When we see young people working themselves out of the kingdom of God, we naturally ask ourselves why it happens. Here are three possible answers. A/Bad parenting. This is what happens quite often. Christian parents do a rotten job of raising their children. B/A child goes awry despite good parenting. This happens some of the time, if not often. C/A mixture of mediocre parenting and a child insisting upon leaving the covenant of grace. This may be the most frequent reason our children leave the kingdom of God. We Christians are often mediocre parents, and the Christianity in the family is not real enough to give the child something he wants for himself.
As stated above, even a biblical teaching about how the covenant of grace operates will not be easily accepted by us. It is too hard a teaching. We prefer self-deception–about our own behavior and about the behavior of our children. Still, let’s take the biblical teaching, believe it to the extent that we can believe a hard truth, and begin to apply it in the way we live. A beginning is a beginning. Don’t despise the day of small beginnings (Zechariah 4:10).
There is a famous phrase which says, “It is what it is.” Some people may not consider it very helpful in explaining life. After all, the phrase might be accused of stating only the obvious. Personally, I consider the phrase profound. Most of mankind spends a lifetime denying that “It is what it is.” Most of mankind live in self-deception so profound that they constantly deny that what is, is. So for someone to say, “It is what it is” seems to me to be a willingness to face reality. Perhaps Groucho Marx said it best: “I’m not crazy about reality, but it’s still the only place to get a decent meal.”

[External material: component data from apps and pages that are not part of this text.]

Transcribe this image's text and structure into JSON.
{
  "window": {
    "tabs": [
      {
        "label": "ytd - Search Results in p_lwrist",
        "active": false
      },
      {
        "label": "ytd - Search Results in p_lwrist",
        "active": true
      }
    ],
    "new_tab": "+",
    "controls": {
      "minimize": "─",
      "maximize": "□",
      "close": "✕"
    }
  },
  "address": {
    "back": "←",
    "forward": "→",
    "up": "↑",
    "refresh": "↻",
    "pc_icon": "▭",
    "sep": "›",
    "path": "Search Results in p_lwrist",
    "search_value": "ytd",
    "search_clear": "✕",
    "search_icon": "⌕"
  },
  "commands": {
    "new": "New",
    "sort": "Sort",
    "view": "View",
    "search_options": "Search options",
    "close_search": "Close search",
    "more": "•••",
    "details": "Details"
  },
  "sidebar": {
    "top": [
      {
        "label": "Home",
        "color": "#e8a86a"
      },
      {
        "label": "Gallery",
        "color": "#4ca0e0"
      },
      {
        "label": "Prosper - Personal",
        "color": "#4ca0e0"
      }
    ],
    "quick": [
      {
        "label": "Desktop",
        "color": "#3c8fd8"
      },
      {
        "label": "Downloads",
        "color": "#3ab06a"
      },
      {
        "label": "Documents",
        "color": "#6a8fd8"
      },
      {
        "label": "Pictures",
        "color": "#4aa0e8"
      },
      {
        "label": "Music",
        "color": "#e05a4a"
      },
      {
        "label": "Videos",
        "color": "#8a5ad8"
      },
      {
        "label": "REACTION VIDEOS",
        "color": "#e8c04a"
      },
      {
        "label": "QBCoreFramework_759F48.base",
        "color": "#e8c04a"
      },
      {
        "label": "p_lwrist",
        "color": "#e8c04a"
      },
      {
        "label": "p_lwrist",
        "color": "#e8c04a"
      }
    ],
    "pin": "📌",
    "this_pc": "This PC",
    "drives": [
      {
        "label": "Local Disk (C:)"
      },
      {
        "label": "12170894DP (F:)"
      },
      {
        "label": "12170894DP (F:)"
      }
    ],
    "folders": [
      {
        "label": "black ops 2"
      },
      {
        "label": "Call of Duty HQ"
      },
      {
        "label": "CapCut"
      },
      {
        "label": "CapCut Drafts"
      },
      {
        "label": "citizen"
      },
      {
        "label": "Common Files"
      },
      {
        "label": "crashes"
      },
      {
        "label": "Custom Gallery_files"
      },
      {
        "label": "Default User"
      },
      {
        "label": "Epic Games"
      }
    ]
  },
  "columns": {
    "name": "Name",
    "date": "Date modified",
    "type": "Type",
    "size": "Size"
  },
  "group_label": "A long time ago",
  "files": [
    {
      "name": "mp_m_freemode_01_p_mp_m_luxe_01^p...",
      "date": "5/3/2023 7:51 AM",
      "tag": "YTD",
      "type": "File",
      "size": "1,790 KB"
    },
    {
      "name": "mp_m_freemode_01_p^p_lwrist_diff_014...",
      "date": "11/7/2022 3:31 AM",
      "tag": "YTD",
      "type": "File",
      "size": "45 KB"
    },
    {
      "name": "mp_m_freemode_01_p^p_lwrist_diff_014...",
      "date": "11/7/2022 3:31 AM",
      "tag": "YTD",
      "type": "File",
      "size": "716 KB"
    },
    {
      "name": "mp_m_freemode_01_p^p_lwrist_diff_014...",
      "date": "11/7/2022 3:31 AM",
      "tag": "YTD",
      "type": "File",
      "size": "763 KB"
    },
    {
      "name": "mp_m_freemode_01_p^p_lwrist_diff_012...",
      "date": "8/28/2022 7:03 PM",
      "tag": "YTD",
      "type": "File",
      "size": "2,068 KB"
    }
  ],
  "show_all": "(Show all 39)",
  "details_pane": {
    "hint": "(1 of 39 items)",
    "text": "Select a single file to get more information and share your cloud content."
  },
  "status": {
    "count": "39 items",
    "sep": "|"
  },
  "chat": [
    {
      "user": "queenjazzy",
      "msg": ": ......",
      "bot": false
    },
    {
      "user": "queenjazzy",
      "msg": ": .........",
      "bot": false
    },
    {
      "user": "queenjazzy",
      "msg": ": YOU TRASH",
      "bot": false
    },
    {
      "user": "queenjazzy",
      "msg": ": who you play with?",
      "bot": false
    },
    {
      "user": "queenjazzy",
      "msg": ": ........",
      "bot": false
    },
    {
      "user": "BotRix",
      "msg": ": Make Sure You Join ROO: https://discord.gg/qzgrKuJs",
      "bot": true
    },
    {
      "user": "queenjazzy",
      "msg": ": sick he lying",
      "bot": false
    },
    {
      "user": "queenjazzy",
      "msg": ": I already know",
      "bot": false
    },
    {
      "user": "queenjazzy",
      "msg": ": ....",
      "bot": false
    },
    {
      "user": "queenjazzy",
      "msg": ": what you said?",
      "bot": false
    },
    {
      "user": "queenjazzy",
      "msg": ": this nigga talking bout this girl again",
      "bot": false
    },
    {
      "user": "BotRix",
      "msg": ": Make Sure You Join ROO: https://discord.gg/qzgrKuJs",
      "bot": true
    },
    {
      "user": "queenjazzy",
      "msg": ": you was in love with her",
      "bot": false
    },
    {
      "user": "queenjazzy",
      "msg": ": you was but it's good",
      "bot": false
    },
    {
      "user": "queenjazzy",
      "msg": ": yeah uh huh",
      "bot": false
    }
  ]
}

Reality is that God’s covenant of grace impels us to baptize children born into the kingdom of God, and impels us humbly and gratefully to feed on Jesus Christ at the communion table with those children. After all, where better to get a decent meal than in the reality God has given us?